Did You Know? Apples, originally from Kazakhstan, now come in over 7, 500 varieties and are grown in over 90 countries around the world.
The Whole Fruit-Vegetable Issue

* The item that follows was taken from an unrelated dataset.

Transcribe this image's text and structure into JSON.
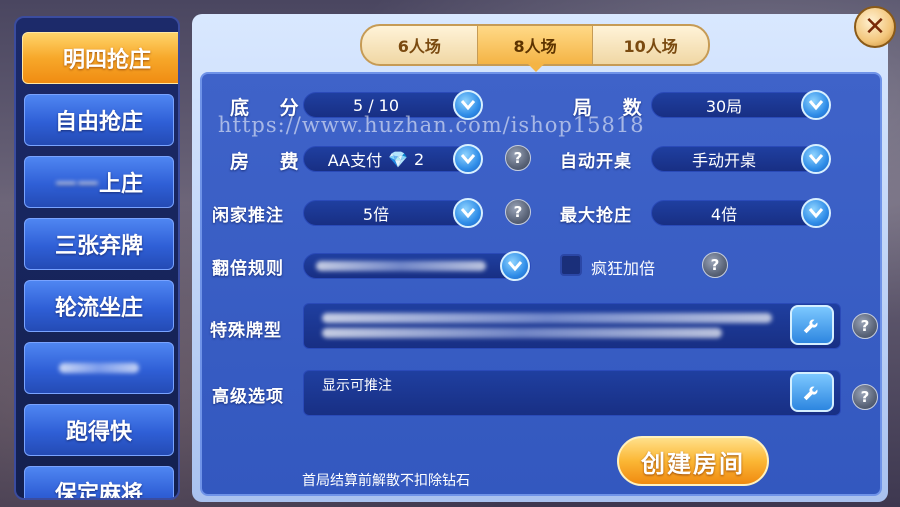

You have probably heard people say that a tomato is a fruit. And you have probably clocked that avocados are too. But did you know that cucumbers, eggplants and bell peppers are fruits too? That’s right! You may think of gazpacho as a delicious Spanish soup and a way to imbibe your greens but it is actually a fruit soup! Even corn is a fruit! Basically, anything with a seed is on the list. While one could argue that this is a semantics issue, we are all constantly bombarded by the media about the importance of eating our vegetables, when biologically speaking, they are pushing us to eat more fruit a lot of the time. There is nothing wrong with eating fruits per se, they contain so many beneficial nutrients, vitamins and minerals. However, the quantity of fruits consumed can be an issue. They may not always taste sweet, but these fruit-vegetables as we like to call them, contain significant levels of sugar in the form of fructose, especially when compared to leafy greens (lettuce and such) and cruciferous vegetables (the cabbage family)- something to keep in mind the next time you are in the produce aisle.
Did You Know? The world’s most popular and commonly consumed fruit is the tomato.
Fruits and Nutrition
The primary sweetener in fruits is a sugar called, for obvious reasons, fructose. We don’t want to get overly-sciency and complicated but basically your body processes fructose differently than other sugars such as sucrose. Fructose must be metabolized by the liver and is more easily converted into fat than other sugars (or other macro nutrients like protein and fat). In addition, fructose interferes with the brains signals that let you know you are satiated (so that you will stop eating). Fructose is especially damaging on our bodies when consumed in an isolated state- this is why there has been so much written about the dangers of high fructose corn syrup/high fructose agave syrup. While fruits should be a part of a balanced, healthy diet, remember to try to eat something that is fresh and eat it whole, so that you are also consuming the beneficial vitamins, minerals, and of course, the fiber- this slows down the spiking effect of fructose on your blood sugar and insulin levels too.
Photo credit: awsheffield via photopin cc.